But even something seemingly benign, like Chinese marine observatories in South Asia that ostensibly monitor the undersea environment, might presage a larger assault on Indian interests.
China’s plan to construct an “Underwater Great Wall” of seabed sensors only confirms India’s fears. The Chinese navy’s positioning of long-endurance drones, like the Qianlong III and Haiyan in the South China Sea, might be a precursor to the deployment of similar platforms in the eastern Indian Ocean.
More worrying is the absence of globally accepted norms for the use of unmanned vehicles in overlapping exclusive economic zones and contested waters, amply illustrated by China’s seizure of a US underwater drone in the South China Sea in December 2016.
Inevitably, Indian maritime strategy in the South Asian seas will require both manned and unmanned underwater assets. For future maritime operations, Indian planners will need to navigate between three competing imperatives: passive surveillance in regional seas, the use of unmanned vehicles to track and pursue potential targets, and active communication with the mothership. Only an optimised strategy can expand India’s reach in the region.
The success of India’s unmanned underwater vehicle programme will depend on effective management practices. While maritime planners are likely to focus on greater surveillance – how to generate and relay an accurate underwater picture of the commons – it is equally important to prevent an accidental disclosure of the location details of manned assets.
In particular, naval engineers need to ensure a surveillance drone doesn’t mistakenly illuminate the mothership, leaving it vulnerable to enemy strikes.
For New Delhi, procuring naval drones may also make economic sense. While development costs are high now, drones will eventually be cheaper to deploy and maintain than conventional submarines. With their ability to carry out complex missions with minimal investment, drones will be a game changer.
So it should only be a matter of time before unmanned undersea vehicles are added to the Indian navy’s array of assets to counter China’s encroachment on India’s strategic space in South Asia.

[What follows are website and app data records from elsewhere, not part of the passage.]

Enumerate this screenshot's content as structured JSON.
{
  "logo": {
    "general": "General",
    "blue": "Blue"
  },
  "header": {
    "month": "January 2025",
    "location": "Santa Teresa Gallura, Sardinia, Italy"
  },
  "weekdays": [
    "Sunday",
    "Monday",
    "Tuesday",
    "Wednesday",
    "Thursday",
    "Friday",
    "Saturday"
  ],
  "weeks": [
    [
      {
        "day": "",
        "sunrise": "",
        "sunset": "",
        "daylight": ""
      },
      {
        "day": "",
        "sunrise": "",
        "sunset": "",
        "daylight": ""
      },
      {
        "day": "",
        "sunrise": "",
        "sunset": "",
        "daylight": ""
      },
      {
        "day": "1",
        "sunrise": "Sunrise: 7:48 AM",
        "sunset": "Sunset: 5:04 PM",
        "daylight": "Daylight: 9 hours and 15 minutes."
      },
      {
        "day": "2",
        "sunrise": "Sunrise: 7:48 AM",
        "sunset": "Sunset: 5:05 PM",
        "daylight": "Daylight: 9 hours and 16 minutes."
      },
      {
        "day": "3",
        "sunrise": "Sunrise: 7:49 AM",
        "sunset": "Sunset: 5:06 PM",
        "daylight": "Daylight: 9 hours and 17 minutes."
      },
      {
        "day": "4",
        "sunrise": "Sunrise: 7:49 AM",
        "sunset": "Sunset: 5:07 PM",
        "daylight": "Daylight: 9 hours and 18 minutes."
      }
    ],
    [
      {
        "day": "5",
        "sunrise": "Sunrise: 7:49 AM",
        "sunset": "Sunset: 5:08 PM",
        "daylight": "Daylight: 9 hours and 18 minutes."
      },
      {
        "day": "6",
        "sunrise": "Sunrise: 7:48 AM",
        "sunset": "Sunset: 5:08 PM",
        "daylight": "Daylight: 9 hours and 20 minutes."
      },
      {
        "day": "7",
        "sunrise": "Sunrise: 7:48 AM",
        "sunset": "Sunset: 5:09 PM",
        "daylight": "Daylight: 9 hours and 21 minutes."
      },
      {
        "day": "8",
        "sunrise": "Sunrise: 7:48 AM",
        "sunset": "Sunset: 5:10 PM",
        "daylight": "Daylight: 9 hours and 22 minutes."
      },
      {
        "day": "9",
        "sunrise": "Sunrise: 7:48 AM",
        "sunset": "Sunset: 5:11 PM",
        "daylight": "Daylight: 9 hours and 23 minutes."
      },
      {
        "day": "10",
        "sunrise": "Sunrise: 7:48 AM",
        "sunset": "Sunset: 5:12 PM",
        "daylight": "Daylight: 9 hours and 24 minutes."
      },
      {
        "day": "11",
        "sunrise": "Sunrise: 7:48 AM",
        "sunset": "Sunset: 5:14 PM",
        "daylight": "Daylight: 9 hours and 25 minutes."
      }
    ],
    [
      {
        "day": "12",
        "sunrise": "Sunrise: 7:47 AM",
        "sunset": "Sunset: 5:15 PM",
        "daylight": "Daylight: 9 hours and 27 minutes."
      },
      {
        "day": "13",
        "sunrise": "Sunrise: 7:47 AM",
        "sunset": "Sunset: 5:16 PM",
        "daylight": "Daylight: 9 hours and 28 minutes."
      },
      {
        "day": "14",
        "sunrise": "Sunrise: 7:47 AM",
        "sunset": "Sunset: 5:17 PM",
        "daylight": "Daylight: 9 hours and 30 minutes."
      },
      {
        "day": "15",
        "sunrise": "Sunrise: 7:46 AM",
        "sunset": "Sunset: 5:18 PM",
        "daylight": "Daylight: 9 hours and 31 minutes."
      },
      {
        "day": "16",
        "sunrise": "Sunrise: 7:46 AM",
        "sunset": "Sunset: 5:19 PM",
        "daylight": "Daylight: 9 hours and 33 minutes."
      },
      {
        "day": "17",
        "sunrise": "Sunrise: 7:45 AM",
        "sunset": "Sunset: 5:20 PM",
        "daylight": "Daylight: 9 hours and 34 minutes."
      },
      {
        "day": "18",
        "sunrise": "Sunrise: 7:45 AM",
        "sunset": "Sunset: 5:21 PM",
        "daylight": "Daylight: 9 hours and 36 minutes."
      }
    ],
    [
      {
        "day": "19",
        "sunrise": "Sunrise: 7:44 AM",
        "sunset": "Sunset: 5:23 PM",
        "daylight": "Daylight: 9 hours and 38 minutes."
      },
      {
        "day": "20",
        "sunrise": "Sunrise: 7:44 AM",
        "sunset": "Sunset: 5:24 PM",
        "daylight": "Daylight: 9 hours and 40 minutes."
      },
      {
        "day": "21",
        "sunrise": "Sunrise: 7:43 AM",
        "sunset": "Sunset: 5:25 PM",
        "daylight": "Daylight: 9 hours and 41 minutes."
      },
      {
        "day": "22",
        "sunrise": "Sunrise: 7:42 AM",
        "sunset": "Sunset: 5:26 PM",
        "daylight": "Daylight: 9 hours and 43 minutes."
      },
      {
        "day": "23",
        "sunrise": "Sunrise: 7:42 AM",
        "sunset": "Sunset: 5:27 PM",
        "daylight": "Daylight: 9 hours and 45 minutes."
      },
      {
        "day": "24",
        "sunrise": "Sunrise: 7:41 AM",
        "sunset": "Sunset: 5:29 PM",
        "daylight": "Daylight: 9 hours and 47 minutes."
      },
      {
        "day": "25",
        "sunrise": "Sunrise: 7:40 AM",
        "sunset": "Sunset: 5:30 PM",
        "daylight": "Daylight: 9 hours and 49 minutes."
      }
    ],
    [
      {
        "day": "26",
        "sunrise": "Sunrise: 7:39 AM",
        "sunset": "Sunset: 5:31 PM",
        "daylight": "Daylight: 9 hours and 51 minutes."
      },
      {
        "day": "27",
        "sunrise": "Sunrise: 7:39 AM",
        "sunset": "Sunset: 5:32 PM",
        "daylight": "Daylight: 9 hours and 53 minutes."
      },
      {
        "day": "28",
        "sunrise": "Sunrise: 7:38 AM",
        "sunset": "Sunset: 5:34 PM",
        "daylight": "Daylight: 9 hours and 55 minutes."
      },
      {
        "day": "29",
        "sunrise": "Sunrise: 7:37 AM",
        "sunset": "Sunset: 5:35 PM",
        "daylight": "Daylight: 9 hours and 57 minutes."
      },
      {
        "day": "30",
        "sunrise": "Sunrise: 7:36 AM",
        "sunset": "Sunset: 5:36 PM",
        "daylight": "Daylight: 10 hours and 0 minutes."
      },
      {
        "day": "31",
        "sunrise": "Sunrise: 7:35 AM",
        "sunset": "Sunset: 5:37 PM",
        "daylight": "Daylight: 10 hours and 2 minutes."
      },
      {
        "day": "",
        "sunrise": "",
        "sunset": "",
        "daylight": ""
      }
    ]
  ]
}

This commentary originally appeared in South China Morning Post.
Source: ORF Online